Segment Start: WORKING DATA
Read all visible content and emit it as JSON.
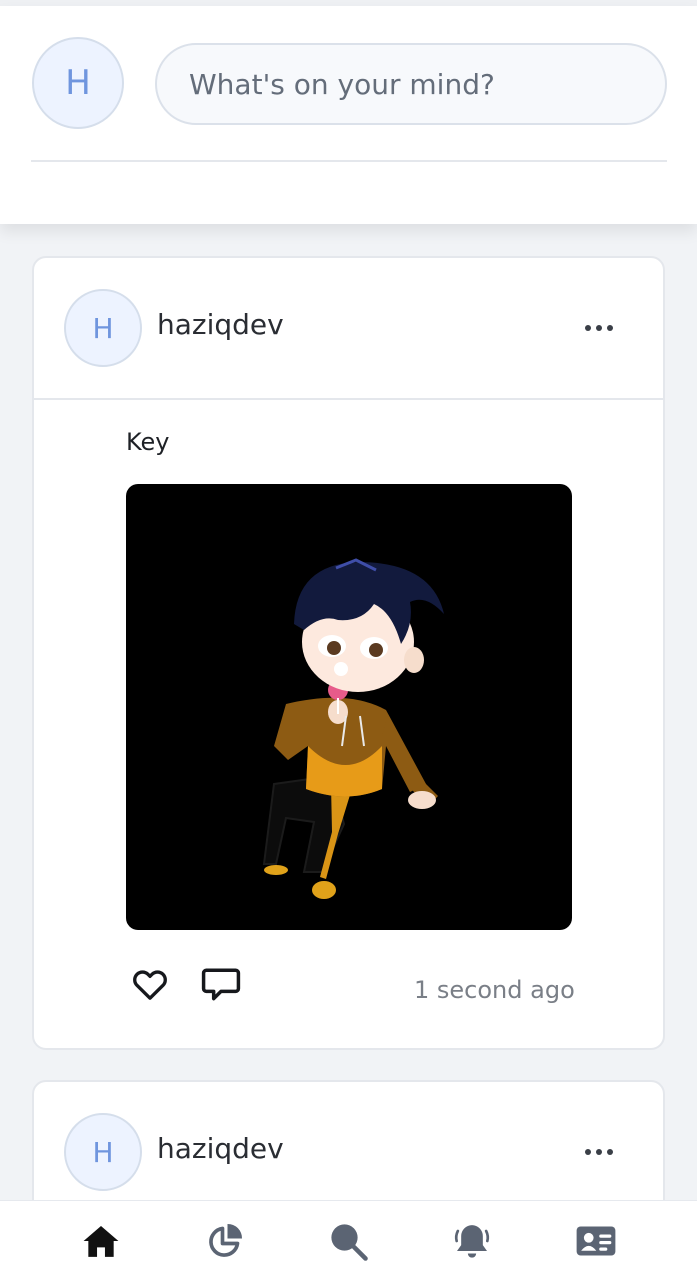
{
  "composer": {
    "avatar_initial": "H",
    "placeholder": "What's on your mind?"
  },
  "posts": [
    {
      "avatar_initial": "H",
      "username": "haziqdev",
      "text": "Key",
      "image_alt": "Chibi character in orange hoodie holding a lollipop",
      "timestamp": "1 second ago"
    },
    {
      "avatar_initial": "H",
      "username": "haziqdev"
    }
  ],
  "bottom_nav": {
    "items": [
      {
        "icon": "home-icon",
        "active": true
      },
      {
        "icon": "pie-chart-icon",
        "active": false
      },
      {
        "icon": "search-icon",
        "active": false
      },
      {
        "icon": "bell-icon",
        "active": false
      },
      {
        "icon": "profile-card-icon",
        "active": false
      }
    ]
  },
  "colors": {
    "accent_avatar_text": "#6f95de",
    "nav_active": "#111111",
    "nav_inactive": "#5b6473"
  }
}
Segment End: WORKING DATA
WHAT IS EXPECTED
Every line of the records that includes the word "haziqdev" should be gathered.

WRITTEN SOLUTION
      "username": "haziqdev",
      "username": "haziqdev"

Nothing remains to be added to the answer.